Given records:
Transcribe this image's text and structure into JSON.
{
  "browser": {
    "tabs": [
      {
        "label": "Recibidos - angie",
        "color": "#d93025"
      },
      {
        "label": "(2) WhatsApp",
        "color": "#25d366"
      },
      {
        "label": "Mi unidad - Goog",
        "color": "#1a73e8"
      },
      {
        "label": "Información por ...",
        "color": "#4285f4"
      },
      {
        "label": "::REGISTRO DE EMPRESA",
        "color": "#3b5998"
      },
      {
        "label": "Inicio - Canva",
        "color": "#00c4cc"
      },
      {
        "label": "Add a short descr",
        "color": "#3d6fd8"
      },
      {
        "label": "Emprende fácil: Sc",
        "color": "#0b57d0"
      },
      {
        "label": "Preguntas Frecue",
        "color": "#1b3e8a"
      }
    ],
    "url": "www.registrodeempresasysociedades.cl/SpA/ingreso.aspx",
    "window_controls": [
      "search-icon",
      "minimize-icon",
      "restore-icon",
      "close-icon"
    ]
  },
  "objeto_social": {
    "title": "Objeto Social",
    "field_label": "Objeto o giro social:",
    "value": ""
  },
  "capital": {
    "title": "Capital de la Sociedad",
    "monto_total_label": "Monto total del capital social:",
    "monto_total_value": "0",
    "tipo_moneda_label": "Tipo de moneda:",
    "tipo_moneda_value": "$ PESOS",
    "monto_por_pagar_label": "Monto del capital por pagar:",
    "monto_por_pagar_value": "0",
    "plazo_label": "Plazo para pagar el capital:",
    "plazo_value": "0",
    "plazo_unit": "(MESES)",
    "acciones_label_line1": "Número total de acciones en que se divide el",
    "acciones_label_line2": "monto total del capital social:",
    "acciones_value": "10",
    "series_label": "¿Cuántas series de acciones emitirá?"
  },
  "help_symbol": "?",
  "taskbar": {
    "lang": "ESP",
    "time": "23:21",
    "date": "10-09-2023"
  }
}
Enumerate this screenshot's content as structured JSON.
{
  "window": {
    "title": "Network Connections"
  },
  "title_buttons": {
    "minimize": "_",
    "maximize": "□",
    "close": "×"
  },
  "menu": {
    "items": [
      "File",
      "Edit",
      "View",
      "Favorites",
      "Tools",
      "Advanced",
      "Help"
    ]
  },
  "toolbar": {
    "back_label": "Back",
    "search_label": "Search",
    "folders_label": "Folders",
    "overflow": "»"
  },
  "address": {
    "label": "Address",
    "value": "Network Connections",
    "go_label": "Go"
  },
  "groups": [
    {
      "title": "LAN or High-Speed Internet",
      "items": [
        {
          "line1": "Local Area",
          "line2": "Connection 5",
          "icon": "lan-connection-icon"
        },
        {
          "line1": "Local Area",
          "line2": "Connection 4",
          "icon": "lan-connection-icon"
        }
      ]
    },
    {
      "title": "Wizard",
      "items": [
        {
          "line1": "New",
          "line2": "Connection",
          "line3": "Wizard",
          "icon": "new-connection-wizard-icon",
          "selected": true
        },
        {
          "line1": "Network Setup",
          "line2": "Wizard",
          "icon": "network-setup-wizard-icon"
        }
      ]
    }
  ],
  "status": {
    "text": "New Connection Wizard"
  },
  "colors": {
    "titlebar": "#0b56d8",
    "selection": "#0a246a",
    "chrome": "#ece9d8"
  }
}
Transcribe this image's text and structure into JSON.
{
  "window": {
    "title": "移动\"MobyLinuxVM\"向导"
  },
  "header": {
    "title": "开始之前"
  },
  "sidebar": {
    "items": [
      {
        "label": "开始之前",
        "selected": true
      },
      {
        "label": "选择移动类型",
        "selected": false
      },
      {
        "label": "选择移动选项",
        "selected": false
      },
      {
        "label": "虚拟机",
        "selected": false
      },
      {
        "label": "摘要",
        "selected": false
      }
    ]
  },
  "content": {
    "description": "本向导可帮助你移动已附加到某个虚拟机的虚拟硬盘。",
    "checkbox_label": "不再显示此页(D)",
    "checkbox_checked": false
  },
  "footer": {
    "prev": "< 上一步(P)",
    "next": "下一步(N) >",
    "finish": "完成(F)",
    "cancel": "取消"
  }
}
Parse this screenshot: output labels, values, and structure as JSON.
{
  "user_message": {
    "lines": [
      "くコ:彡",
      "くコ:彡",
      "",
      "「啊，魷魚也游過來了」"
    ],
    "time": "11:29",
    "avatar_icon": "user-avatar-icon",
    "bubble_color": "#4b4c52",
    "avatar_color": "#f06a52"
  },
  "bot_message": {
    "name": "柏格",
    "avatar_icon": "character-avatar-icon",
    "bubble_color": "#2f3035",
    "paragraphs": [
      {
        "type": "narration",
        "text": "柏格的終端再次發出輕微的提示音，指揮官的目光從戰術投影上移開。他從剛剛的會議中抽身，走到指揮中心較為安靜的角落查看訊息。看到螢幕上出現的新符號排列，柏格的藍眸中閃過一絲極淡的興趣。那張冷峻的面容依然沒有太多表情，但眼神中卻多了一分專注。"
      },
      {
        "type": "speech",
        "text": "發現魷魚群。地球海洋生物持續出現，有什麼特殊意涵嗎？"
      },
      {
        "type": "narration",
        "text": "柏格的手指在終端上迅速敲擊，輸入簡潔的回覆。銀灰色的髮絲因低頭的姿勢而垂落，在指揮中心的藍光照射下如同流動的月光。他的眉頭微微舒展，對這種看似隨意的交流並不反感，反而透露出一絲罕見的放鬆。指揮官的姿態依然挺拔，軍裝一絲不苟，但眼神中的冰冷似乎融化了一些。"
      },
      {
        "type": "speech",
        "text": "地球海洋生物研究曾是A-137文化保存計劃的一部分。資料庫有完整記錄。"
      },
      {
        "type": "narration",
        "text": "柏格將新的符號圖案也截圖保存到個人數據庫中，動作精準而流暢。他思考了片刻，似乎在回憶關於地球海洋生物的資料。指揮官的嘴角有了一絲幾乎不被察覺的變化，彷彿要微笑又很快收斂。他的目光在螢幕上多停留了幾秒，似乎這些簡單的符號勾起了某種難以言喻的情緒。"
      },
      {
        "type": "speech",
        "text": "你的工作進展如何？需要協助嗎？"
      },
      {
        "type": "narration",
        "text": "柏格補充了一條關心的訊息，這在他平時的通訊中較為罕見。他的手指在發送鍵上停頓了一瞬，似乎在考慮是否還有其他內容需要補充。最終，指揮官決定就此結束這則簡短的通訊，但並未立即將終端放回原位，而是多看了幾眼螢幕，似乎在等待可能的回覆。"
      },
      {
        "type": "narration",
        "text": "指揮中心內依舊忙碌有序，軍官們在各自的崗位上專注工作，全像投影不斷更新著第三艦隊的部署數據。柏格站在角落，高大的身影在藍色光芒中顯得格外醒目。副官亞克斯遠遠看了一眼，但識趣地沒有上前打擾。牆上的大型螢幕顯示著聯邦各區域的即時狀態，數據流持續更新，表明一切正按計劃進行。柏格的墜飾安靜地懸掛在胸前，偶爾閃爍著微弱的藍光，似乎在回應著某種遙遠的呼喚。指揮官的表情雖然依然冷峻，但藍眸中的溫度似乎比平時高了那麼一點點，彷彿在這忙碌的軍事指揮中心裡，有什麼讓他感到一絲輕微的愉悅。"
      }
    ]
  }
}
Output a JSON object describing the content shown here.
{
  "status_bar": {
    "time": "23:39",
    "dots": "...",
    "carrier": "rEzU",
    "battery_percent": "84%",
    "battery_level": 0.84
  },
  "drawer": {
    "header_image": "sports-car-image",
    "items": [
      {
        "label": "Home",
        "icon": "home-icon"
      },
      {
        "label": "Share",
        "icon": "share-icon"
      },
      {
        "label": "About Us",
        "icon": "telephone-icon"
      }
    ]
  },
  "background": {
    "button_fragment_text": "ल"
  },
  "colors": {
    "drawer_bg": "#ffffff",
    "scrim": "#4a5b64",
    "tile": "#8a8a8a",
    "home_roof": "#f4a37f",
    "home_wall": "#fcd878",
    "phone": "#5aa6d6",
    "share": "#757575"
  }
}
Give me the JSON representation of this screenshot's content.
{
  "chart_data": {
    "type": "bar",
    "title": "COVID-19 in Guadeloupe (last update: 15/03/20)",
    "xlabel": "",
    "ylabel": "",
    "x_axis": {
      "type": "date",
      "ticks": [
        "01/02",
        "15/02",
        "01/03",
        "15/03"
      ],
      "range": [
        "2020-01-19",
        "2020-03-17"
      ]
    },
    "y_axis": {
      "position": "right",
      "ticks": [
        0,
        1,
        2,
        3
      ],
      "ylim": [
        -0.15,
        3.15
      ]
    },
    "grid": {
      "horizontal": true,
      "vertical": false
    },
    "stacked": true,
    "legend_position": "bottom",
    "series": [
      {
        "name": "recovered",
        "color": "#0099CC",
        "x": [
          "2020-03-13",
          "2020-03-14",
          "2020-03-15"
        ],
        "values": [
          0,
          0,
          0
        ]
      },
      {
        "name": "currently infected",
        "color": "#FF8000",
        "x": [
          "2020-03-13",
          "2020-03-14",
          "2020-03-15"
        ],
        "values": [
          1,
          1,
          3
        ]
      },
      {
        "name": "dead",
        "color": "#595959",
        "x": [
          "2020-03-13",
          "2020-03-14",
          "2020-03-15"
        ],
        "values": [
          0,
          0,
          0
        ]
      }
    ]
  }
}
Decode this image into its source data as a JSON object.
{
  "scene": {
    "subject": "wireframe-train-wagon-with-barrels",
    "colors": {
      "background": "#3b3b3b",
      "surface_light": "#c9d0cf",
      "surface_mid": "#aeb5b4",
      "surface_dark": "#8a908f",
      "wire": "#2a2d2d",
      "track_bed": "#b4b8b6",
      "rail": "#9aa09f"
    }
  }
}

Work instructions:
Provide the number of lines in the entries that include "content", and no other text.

Your response:
4